Practically speaking, what is the significance of these new ideas? Recent scholarship in technology studies emphasizes the transformations technologies undergo as they are transferred and adapted from one institution to another and one nation to another. The extent of the change varies greatly. There is no rule or law of adaptation from which one could predict outcomes. In some cases, for example, early German industrialization, the changes may have been small enough to say that England truly represented the future. In other cases, for example, the Asian “Tigers” it is far from clear that the societies are becoming Americanized. In the case of China’s future, even more radical departures from existing models will become necessary as the full weight of its huge population influences its developmental path.
Note that none of this means China will have to remain poor if by poor we mean a lack of access to basic necessities, a wide variety of consumer goods, education, and opportunities for many individuals to develop and apply their talents. The point is rather that what it means to be rich is subject to social definition and redefinition. Korea has a level of computerization and computer usage unrivalled in the world today but fewer cars per capita than the United States. Which society is more prosperous? French people eat far better food than Americans, but live in smaller lodgings. Who is better off? There are no final answers to such questions.
Furthermore, objective constraints and subjective desires do not always stand opposed. Rather, culture shifts in response to reality in interesting and complex ways. What people want and what they can realistically expect often change together. For example, when in the first big OPEC oil shock multiplied the price of gasoline many times over, Americans (temporarily) discovered the joys of owning smaller, more efficient, and more manoeuvrable automobiles. We can hope that constraints on Chinese development will be internalized as part of the culture and influence preferences, rather than simply experienced as obstacles to prosperity.

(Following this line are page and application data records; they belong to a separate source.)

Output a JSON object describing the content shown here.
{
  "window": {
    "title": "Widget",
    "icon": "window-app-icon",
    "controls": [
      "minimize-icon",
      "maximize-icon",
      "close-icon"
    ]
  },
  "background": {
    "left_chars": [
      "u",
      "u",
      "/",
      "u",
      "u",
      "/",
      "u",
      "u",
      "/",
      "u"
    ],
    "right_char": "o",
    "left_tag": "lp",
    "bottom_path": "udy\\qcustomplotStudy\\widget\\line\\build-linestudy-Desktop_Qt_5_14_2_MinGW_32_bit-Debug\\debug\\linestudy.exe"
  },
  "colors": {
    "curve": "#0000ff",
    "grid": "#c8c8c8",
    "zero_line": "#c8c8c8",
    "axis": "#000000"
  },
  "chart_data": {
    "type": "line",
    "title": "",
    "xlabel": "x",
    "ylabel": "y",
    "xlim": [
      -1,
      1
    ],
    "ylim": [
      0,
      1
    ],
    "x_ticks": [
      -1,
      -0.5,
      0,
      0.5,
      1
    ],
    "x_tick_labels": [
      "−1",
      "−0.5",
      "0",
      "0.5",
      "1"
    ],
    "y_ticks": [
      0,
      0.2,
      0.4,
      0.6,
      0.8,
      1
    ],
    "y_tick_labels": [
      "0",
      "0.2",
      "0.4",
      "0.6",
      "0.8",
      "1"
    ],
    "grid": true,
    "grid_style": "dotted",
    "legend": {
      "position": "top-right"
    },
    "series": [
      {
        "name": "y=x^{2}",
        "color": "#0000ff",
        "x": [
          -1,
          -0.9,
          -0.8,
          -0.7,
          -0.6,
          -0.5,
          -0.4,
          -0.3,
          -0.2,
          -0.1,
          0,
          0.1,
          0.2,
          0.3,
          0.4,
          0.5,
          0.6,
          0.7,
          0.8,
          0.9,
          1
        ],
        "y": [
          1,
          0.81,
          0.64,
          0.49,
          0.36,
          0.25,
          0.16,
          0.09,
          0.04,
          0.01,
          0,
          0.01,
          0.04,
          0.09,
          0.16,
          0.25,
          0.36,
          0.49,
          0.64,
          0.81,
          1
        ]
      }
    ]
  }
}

In conclusion, here is a foreigner’s impression: a critical appropriation of Western ideas and technologies is indicated for China with a realistic sense that Chinese interventions into world markets will change those markets profoundly. China must anticipate the changes and plan its future accordingly. It will not find its future told in the tale of the US, Japan, or any other country but must make up its own story from out of its own culture, resources, and dreams.